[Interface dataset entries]
- - - - -
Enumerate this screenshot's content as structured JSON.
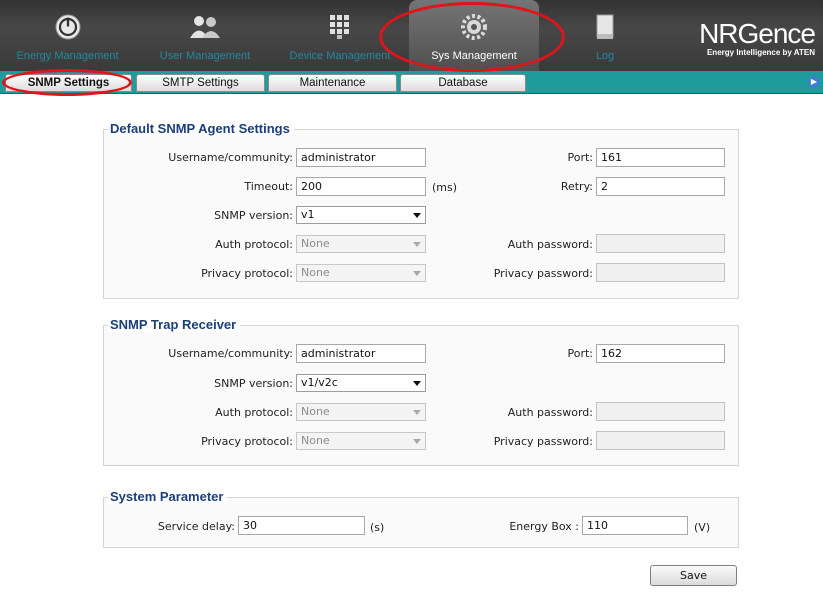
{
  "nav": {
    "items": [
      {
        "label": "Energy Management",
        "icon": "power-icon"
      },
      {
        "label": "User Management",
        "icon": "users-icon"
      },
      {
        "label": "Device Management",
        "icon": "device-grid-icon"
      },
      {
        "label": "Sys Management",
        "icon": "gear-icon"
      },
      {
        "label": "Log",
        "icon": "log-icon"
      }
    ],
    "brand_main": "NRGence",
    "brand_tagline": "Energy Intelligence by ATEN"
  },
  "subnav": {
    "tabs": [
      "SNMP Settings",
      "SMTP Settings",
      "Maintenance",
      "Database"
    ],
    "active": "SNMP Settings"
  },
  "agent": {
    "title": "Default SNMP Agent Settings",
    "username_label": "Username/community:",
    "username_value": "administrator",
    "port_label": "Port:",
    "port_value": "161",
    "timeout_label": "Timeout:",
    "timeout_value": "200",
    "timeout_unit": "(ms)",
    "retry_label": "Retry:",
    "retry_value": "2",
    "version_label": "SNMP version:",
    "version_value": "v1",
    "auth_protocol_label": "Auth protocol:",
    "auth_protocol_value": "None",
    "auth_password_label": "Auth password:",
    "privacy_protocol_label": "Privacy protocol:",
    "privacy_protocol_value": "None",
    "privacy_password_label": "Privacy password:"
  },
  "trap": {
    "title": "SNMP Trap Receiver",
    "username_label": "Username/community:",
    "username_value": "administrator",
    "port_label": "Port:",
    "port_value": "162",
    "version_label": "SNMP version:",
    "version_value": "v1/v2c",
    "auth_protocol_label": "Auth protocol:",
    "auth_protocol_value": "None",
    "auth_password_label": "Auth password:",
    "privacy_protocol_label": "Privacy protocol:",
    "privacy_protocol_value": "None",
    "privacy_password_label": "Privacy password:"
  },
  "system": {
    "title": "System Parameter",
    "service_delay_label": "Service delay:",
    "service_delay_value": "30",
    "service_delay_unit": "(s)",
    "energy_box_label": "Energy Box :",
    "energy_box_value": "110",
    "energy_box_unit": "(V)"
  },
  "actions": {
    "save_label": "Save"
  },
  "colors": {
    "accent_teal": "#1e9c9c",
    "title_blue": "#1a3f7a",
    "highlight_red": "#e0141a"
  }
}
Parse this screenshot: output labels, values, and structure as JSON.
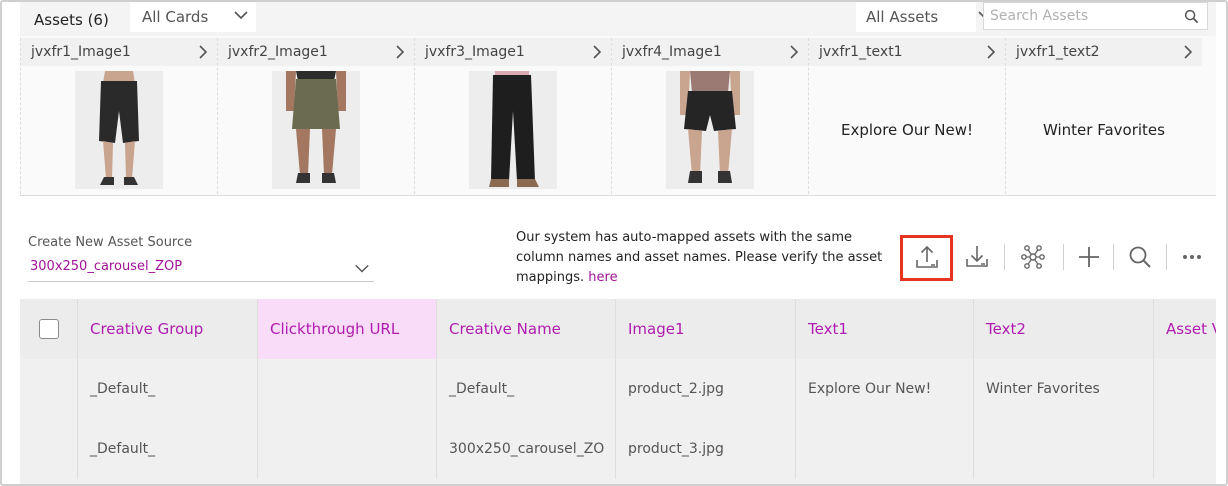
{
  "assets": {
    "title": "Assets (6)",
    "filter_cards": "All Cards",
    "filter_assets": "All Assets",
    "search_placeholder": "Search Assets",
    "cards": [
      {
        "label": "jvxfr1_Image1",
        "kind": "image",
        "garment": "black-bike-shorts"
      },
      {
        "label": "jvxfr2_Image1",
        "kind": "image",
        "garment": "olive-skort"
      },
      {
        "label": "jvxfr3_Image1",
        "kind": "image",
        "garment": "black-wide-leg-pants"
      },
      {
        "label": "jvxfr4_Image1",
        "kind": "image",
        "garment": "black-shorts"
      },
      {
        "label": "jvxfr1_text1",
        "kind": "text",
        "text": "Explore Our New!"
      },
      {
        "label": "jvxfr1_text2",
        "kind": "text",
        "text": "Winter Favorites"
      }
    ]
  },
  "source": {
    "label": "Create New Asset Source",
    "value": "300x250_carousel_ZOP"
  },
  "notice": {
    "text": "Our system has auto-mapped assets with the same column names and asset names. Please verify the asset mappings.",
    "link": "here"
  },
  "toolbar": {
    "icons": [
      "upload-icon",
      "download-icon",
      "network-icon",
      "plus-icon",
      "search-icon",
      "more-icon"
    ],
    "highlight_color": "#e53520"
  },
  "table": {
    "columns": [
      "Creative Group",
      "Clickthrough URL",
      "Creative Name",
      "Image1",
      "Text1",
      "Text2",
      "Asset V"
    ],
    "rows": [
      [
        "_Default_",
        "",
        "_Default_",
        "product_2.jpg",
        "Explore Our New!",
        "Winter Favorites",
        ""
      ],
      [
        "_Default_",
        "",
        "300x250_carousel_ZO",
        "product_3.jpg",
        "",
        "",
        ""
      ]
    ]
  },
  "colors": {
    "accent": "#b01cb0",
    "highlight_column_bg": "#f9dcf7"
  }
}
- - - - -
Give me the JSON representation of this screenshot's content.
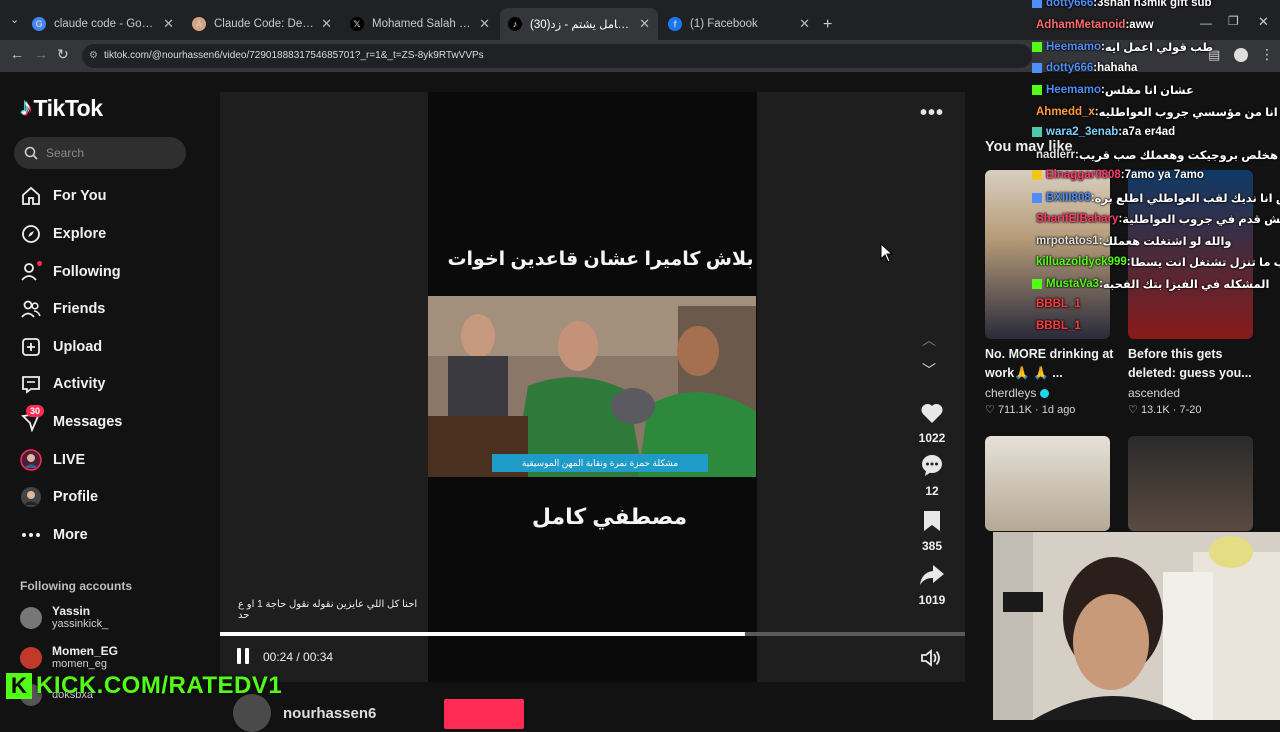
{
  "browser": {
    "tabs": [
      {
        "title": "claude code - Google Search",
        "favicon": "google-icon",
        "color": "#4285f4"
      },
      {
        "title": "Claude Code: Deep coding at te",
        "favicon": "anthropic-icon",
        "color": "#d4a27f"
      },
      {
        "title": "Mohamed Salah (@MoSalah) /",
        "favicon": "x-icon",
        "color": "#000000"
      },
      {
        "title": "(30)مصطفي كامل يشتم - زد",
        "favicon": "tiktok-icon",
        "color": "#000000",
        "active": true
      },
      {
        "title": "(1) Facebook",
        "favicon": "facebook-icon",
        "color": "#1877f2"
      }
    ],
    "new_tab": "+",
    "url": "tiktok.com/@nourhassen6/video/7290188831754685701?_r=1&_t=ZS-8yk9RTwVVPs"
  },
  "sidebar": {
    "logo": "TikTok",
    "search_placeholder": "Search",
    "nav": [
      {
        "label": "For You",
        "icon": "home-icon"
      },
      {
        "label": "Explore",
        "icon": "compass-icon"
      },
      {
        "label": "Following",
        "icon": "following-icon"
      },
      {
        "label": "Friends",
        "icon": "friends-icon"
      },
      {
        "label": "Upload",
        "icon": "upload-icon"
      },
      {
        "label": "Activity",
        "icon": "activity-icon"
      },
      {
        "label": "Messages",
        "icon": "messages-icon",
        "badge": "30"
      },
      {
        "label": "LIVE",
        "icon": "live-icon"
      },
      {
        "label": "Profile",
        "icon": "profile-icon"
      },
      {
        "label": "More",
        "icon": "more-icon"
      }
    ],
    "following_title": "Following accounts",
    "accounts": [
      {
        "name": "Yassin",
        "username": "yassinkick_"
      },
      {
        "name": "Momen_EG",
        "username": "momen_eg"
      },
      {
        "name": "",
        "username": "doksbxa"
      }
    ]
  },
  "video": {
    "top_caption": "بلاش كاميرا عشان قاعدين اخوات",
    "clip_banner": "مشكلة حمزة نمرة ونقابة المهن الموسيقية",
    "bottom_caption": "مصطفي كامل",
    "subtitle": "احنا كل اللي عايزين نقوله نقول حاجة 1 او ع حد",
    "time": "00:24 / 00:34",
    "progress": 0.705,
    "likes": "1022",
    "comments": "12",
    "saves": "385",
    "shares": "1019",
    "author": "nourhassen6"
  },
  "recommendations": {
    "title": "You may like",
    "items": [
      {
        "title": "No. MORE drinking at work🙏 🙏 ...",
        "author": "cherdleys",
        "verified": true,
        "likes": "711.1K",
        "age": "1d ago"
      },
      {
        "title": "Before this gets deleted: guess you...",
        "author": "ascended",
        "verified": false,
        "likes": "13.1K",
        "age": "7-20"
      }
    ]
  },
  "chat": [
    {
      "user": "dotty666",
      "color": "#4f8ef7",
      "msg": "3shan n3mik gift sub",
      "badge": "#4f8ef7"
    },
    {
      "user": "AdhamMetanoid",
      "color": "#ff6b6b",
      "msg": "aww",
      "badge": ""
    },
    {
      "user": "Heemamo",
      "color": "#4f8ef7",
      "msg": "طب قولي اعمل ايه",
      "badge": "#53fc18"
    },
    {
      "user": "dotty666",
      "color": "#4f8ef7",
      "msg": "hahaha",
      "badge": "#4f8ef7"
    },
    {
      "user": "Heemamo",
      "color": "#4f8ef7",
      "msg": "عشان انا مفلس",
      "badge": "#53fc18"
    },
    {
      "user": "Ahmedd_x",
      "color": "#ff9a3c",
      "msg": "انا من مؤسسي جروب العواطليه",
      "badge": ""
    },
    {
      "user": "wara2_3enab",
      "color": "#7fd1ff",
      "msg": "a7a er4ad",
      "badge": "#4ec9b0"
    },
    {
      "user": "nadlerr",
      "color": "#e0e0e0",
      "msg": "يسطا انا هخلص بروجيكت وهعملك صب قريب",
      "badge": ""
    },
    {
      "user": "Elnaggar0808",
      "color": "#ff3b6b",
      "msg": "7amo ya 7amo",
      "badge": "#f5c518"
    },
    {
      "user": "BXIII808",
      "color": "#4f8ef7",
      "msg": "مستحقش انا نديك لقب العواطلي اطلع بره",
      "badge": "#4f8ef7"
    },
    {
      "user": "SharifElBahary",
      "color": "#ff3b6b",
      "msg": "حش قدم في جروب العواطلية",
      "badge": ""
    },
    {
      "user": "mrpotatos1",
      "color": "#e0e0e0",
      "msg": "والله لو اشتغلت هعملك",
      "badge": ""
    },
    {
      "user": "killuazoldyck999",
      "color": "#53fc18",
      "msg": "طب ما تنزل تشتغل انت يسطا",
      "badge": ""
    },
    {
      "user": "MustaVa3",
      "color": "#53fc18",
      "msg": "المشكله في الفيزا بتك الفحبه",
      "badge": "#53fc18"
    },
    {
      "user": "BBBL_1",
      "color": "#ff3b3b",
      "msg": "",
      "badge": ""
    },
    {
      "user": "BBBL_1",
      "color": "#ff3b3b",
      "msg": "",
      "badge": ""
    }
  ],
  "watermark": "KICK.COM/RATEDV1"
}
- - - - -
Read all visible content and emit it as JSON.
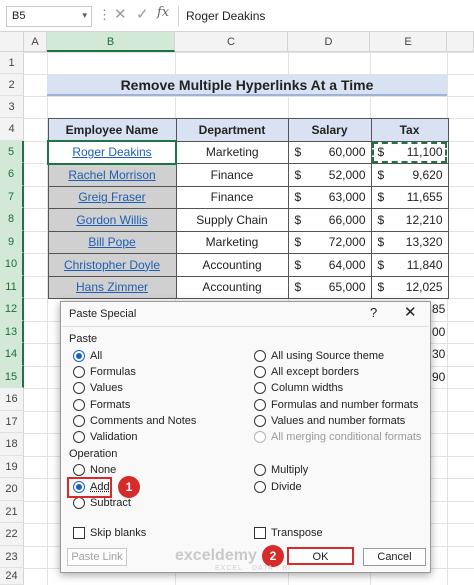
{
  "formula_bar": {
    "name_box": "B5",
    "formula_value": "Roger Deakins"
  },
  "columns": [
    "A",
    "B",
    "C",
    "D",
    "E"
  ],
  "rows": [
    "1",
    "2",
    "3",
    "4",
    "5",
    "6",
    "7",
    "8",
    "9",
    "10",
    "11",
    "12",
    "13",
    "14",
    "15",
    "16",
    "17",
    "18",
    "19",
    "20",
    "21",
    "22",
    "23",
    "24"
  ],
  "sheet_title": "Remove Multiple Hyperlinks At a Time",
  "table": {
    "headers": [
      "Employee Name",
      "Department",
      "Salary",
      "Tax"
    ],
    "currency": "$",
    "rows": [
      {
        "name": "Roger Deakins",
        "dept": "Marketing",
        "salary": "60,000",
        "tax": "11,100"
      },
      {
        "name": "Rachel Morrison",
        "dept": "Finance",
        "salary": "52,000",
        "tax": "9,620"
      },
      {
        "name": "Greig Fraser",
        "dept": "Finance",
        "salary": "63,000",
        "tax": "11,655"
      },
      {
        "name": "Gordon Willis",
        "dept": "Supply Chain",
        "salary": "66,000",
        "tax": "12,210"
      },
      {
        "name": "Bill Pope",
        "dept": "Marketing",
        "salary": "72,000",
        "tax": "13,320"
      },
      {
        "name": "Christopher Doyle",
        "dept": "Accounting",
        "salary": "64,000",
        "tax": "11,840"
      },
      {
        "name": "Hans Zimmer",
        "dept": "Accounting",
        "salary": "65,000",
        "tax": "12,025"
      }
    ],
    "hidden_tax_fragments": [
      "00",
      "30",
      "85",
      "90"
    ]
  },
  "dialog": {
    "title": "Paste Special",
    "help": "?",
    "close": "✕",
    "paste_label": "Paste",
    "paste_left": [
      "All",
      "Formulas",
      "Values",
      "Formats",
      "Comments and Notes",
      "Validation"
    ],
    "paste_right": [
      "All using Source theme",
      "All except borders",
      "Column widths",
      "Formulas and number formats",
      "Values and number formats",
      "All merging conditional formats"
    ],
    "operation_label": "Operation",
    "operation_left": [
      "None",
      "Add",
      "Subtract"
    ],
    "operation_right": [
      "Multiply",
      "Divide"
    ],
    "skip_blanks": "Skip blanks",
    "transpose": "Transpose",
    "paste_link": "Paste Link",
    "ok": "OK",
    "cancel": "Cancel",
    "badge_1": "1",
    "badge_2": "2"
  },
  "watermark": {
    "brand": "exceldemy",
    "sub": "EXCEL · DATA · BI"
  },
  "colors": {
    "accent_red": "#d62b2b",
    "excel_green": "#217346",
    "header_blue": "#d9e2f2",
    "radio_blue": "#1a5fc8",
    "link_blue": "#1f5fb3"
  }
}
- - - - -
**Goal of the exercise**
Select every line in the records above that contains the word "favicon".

**Solution for this exercise**
        "favicon": "google-icon",
        "favicon": "anthropic-icon",
        "favicon": "x-icon",
        "favicon": "tiktok-icon",
        "favicon": "facebook-icon",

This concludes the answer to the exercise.